not be able to support his own weight and might flop down and smash his face into the ground. As a result, he was unable to do a push-up, so for weeks and months we worked incrementally toward this goal, first by getting him vertical and pushing off a wall, and then by progressively lowering him horizontally towards the ground. Today he can push off the ground, and with a little assistance, he can get his hips up. I know it will be no time before he is doing a full push-up on his own. He has also made big strides in his ability to bend and squat. Initially he would bend his knees only very minimally. This impacted on his ability to perform daily functions like picking up an object from the floor
or even sitting down at a desk. A few weeks ago he got his rear end below his knees for the first time, when doing an air squat, with some support to maintain balance (holding his hands out in front of his chest). This was a great accomplishment for him.
When I began to work with some of my first clients I noticed many common
characteristics. Many of the children had bodies that had low muscle tone, very weak posterior chain and core muscles, tightness in the lower half, and very soft upper bodies (Physical). Some of the kids I met had difficulties with balance, coordination, motor planning, agility, the ability to perform compound movements, and be accurate in movements (Neuro). There were also deficits in communication, attention, and behavioral issues, which made it difficult to motivate them to perform for an extended period of time. Let’s face it; exercise can sometimes be painful and hard, especially in the beginning. To get the best results in each workout I focused on strength, compound movements, strengthening a specific muscle groups, and work on the constant varying functional movements at a high intensity.

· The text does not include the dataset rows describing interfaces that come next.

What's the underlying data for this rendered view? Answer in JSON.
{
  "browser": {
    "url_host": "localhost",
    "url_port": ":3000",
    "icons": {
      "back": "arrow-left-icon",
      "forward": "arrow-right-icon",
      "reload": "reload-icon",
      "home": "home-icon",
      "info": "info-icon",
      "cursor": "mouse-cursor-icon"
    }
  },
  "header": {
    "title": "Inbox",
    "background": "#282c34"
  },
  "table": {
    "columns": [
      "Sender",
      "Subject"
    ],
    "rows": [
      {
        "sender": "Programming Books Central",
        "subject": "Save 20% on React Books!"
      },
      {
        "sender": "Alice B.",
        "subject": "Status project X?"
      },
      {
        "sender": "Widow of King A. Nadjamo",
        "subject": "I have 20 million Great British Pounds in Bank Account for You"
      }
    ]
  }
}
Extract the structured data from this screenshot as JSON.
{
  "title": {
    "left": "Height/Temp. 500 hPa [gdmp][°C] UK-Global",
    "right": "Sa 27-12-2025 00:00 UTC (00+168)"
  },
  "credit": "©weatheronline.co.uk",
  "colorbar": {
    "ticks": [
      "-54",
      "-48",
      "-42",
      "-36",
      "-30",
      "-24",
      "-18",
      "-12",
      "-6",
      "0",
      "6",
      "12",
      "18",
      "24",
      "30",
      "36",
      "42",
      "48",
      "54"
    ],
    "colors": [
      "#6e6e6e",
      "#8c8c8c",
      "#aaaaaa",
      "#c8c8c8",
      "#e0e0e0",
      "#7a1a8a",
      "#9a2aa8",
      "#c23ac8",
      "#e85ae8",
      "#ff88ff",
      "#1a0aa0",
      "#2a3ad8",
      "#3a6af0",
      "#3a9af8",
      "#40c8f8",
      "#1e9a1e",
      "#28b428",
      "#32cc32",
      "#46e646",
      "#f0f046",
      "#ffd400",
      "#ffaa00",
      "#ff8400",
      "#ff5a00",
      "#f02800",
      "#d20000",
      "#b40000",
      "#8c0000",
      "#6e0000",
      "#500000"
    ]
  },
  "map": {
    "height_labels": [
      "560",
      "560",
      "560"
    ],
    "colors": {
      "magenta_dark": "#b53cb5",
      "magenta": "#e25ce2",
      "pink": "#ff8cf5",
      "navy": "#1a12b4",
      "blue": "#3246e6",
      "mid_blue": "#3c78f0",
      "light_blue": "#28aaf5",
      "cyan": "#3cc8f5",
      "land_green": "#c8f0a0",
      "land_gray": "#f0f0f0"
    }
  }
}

It takes time to get the kids accustomed to the workload, the pacing, and to gain confidence in the movements. There are times when I need to be more of a motivational coach, than a fitness coach. It is definitely a process. All of my students are making gains in one way or another. Working on physical fitness has its obvious advantages when you consider the health benefits but when it comes to people with autism, the benefits are even greater. I have received feedback that fitness training has impacted things like: sleep patterns, energy levels, mood, attention, communication and behavior. One of my students expressed that exercising helps him to feel his body better. He also feels
it has been helpful with his pointing (typing). Exercise gives kids with autism added satisfaction and increased self-esteem when they connect their brain and their body and even strategies to deal with excess energy. Recently, the mother of a client told me that her son requested to do some pull-ups in the middle of a behavioral therapy session. He then proceeded to continue to perform his own routine of sit-ups and push-ups in combination until he relaxed.
Fitness is an area that has far too long been under utilized in the lives of people with autism. My mission is to change that, through my company, Special-Fit. I want to thank all of my students for inspiring me and helping me develop this program. It was because of the relationship I’ve created with them and their families, that forever changed the way I view people with autism. They have taught me more about breaking through limitations than any other individuals I have met in my lifetime.
Owner and Head Trainer
For more information about Special-Fit, visit our website at www.special-fit.com